Keshet is a national organization that works for LGBTQ equality in Jewish life. The organization equips Jewish leaders with tools to build LGBTQ-affirming communities, creates spaces for queer Jewish teens to feel valued and develop their own leadership skills, and mobilizes the Jewish community to fight for LGBTQ justice. Keshet’s blog spotlights this work, as well as the voices of LGBTQ Jews, our families, and allies.
With the holiday of Simchat Torah coming up, rabbinical student Becky Silverstein considers how the Jewish calendar lets her renew her relationship with the Torah each year – and how it reminds her to use our sacred text as a tool, and not a weapon.
Eisegesis: an explanation of a text in which the interpreter’s own biases and assumptions are read into or placed upon the text.
As an educator who has worked mostly in experiential and informal educational settings, I know a lot of icebreakers and community building activities, not to mention name games. Last fall, as a visiting rabbinical student in a liberal yeshiva, I learned a new game that was intended to serve as both an icebreaker and a way for people to learn about each other. The name of the game was “eisegesis.” We, students and our teachers, gathered in small groups. Slips of paper with verses from that week’s Torah portion were distributed and directions were given: read the verse and share with the group how that verse describes a part of who you are, a part of your life, or a part of the community that you are coming from.
I looked at the verse in my hand just as it was being read aloud: “A woman shall not wear man’s clothing, nor shall a man put on a woman’s clothing; for whoever does these things is an abomination to the Adonai your God (Deuteronomy 22:5).” I panicked.
As the only gender non-conforming person in the room and one of only two out LGBTQ-identified students in the community at the time, I had not yet decided how, if, or when I was going to come out and whether I would discuss my gender identity as it relates to my identity as a rabbinical student. The go-around began. A male teacher shared how his running in spandex shorts might be considered too effeminate. Another teacher asked him what he would do if his son wanted to wear a dress, making it clear that there was only a question about the father’s response if this happened once or twice. After that the son’s behavior would clearly need to be corrected. Another shared the first time she wore pants in her religious community. Shaking, all I could say was, “just another example of how the Torah can be used to oppress people.”

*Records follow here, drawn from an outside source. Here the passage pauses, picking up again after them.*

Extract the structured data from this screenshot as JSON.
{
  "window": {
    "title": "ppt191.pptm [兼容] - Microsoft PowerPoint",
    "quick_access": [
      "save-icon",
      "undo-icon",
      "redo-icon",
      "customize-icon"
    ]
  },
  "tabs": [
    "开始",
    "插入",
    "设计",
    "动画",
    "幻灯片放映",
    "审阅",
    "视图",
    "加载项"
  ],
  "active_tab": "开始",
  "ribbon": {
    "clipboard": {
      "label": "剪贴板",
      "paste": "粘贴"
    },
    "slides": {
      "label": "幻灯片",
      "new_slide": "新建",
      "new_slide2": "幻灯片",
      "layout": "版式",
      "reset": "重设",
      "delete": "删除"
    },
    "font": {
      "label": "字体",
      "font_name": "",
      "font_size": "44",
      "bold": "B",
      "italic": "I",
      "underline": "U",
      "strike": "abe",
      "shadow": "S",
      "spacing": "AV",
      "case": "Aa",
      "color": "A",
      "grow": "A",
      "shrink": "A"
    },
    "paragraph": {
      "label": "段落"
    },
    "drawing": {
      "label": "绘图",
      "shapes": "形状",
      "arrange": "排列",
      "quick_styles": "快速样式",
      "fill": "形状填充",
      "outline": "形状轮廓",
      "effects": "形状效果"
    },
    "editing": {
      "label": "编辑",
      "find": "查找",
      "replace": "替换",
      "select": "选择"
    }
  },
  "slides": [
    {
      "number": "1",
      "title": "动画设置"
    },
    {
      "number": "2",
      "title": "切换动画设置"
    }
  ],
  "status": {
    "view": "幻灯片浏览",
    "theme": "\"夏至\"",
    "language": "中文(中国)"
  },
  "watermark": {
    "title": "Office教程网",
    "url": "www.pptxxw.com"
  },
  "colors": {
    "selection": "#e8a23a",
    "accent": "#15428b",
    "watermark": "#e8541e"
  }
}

I’ve gotten over my anger at the facilitators for not considering the power of the verses they chose to have us respond to and my feelings of angst about my place as a genderqueer Jew in that community. The lingering sadness I have is not for the way I was made vulnerable in a room full of unknown colleagues and teachers, but for my betrayal of my relationship to Torah. Despite what I said in my panic that day, I don’t view the Torah as tool of oppression. Day to day I don’t focus on the challenging verses about homosexuality and gender identity, or the notable absence of women’s voices. Instead, I focus on the simchat Torah, the pure joy of Torah. Or on the hard work of parsing the Biblical grammar or of deciding what I should teach to my own students. And not least on the simple pleasure of opening up the Tanakh, reading the daily Torah portion, asking questions of the text, and having the text ask questions of me as a queer Jew.
Every year, on Simchat Torah, Jews around the world celebrate that spark of life that I feel when I study Torah. We begin our yearly cycle anew with Rosh Hashanah and then the Torah cycle with Simchat Torah. Just as Rosh Hashanah celebrates the centrality of G-d in the Jewish tradition, Simchat Torah celebrates the centrality of Torah. We move from the creation of the world to G-d’s gift to the Jewish people, and the essence of Jewish life. And, as the last chapters of Deuteronomy are followed immediately by the first of Genesis, everyone present for the reading is invited to have an aliyah — to honor the text and themselves by standing with the Torah for a portion of the recitation. Each person is invited to form their own relationship with Torah. Though this invitation is made explicitly on Simchat Torah, it exists throughout the year. Each week a new parshah is read and (almost) every month a different holiday is celebrated. Each of those is an invitation to build a relationship with Torah, whether through text study, creating art, or celebrating one’s Judaism with community.
It is true that the Torah is not perfect and that Torah is sometimes used to oppress. As Ani DiFranco, queer folk icon, says, “every tool is a weapon if you hold it right.” It is equally true that Torah can inspire and energize us. How Torah affects our lives depends on our relationship with it, and our ability to see ourselves in the text. May this Simchat Torah bring us closer to the text and our full selves, and may this year be full of meaningful Torah study and deepened relationships for each of us.
Pronounced: ah-doe-NYE, Origin: Hebrew, a name for God.
Pronounced: roshe hah-SHAH-nah, also roshe ha-shah-NAH, Origin: Hebrew, the Jewish new year.
Pronunced: TORE-uh, Origin: Hebrew, the Five Books of Moses.